Your reply should reproduce each record precisely as written.

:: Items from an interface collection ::
:::::
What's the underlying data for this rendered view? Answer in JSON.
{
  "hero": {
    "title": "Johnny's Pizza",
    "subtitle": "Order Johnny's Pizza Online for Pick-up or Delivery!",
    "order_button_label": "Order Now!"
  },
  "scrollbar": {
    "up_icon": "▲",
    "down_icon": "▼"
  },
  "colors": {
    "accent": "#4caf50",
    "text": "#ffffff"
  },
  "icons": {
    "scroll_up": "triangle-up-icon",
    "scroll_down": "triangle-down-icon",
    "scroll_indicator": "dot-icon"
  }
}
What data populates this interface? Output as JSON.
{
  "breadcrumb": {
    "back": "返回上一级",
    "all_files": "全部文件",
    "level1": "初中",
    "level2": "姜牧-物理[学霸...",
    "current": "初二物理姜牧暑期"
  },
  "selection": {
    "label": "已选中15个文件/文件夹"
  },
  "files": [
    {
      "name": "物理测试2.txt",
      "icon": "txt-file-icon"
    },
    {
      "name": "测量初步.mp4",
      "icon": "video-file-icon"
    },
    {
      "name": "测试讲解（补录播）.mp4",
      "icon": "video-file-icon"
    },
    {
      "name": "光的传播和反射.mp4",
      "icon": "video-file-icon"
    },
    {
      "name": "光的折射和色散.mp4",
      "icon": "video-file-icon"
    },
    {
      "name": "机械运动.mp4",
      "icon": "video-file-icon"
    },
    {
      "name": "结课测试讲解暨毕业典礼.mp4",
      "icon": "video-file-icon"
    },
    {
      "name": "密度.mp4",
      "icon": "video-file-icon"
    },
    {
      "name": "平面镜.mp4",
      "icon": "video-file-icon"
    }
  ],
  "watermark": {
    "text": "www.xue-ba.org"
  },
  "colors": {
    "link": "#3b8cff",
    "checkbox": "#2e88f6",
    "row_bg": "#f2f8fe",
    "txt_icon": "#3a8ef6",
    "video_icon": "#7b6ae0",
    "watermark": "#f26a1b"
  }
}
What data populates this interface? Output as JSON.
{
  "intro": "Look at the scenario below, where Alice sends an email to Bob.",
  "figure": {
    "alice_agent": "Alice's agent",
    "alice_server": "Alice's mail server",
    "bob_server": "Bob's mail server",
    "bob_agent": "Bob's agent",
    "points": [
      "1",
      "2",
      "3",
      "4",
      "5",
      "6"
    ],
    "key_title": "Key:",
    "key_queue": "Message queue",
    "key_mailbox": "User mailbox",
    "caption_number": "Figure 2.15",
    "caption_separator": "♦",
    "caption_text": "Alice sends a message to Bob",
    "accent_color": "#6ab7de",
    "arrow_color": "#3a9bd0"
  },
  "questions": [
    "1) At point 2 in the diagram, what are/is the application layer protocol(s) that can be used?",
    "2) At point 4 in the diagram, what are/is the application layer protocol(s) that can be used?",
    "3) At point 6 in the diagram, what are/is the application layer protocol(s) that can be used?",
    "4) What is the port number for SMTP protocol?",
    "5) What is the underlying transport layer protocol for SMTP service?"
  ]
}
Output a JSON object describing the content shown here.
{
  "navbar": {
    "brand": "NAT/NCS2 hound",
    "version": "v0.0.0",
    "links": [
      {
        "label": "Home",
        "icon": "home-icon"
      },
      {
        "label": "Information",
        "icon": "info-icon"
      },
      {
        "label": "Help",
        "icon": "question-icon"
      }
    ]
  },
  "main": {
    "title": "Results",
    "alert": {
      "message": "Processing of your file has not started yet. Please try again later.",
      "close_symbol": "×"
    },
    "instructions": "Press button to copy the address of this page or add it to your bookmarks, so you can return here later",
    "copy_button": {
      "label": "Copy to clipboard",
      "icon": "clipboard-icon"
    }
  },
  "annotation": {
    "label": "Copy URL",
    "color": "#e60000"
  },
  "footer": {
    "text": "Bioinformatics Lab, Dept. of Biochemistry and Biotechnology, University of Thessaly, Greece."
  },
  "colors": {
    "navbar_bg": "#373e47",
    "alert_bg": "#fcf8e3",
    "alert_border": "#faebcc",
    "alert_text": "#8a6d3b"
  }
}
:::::
:: Answer for the task ::
What's the underlying data for this rendered view? Answer in JSON.
{
  "hero": {
    "title": "Johnny's Pizza",
    "subtitle": "Order Johnny's Pizza Online for Pick-up or Delivery!",
    "order_button_label": "Order Now!"
  },
  "scrollbar": {
    "up_icon": "▲",
    "down_icon": "▼"
  },
  "colors": {
    "accent": "#4caf50",
    "text": "#ffffff"
  },
  "icons": {
    "scroll_up": "triangle-up-icon",
    "scroll_down": "triangle-down-icon",
    "scroll_indicator": "dot-icon"
  }
}
What data populates this interface? Output as JSON.
{
  "breadcrumb": {
    "back": "返回上一级",
    "all_files": "全部文件",
    "level1": "初中",
    "level2": "姜牧-物理[学霸...",
    "current": "初二物理姜牧暑期"
  },
  "selection": {
    "label": "已选中15个文件/文件夹"
  },
  "files": [
    {
      "name": "物理测试2.txt",
      "icon": "txt-file-icon"
    },
    {
      "name": "测量初步.mp4",
      "icon": "video-file-icon"
    },
    {
      "name": "测试讲解（补录播）.mp4",
      "icon": "video-file-icon"
    },
    {
      "name": "光的传播和反射.mp4",
      "icon": "video-file-icon"
    },
    {
      "name": "光的折射和色散.mp4",
      "icon": "video-file-icon"
    },
    {
      "name": "机械运动.mp4",
      "icon": "video-file-icon"
    },
    {
      "name": "结课测试讲解暨毕业典礼.mp4",
      "icon": "video-file-icon"
    },
    {
      "name": "密度.mp4",
      "icon": "video-file-icon"
    },
    {
      "name": "平面镜.mp4",
      "icon": "video-file-icon"
    }
  ],
  "watermark": {
    "text": "www.xue-ba.org"
  },
  "colors": {
    "link": "#3b8cff",
    "checkbox": "#2e88f6",
    "row_bg": "#f2f8fe",
    "txt_icon": "#3a8ef6",
    "video_icon": "#7b6ae0",
    "watermark": "#f26a1b"
  }
}
What data populates this interface? Output as JSON.
{
  "intro": "Look at the scenario below, where Alice sends an email to Bob.",
  "figure": {
    "alice_agent": "Alice's agent",
    "alice_server": "Alice's mail server",
    "bob_server": "Bob's mail server",
    "bob_agent": "Bob's agent",
    "points": [
      "1",
      "2",
      "3",
      "4",
      "5",
      "6"
    ],
    "key_title": "Key:",
    "key_queue": "Message queue",
    "key_mailbox": "User mailbox",
    "caption_number": "Figure 2.15",
    "caption_separator": "♦",
    "caption_text": "Alice sends a message to Bob",
    "accent_color": "#6ab7de",
    "arrow_color": "#3a9bd0"
  },
  "questions": [
    "1) At point 2 in the diagram, what are/is the application layer protocol(s) that can be used?",
    "2) At point 4 in the diagram, what are/is the application layer protocol(s) that can be used?",
    "3) At point 6 in the diagram, what are/is the application layer protocol(s) that can be used?",
    "4) What is the port number for SMTP protocol?",
    "5) What is the underlying transport layer protocol for SMTP service?"
  ]
}
Output a JSON object describing the content shown here.
{
  "navbar": {
    "brand": "NAT/NCS2 hound",
    "version": "v0.0.0",
    "links": [
      {
        "label": "Home",
        "icon": "home-icon"
      },
      {
        "label": "Information",
        "icon": "info-icon"
      },
      {
        "label": "Help",
        "icon": "question-icon"
      }
    ]
  },
  "main": {
    "title": "Results",
    "alert": {
      "message": "Processing of your file has not started yet. Please try again later.",
      "close_symbol": "×"
    },
    "instructions": "Press button to copy the address of this page or add it to your bookmarks, so you can return here later",
    "copy_button": {
      "label": "Copy to clipboard",
      "icon": "clipboard-icon"
    }
  },
  "annotation": {
    "label": "Copy URL",
    "color": "#e60000"
  },
  "footer": {
    "text": "Bioinformatics Lab, Dept. of Biochemistry and Biotechnology, University of Thessaly, Greece."
  },
  "colors": {
    "navbar_bg": "#373e47",
    "alert_bg": "#fcf8e3",
    "alert_border": "#faebcc",
    "alert_text": "#8a6d3b"
  }
}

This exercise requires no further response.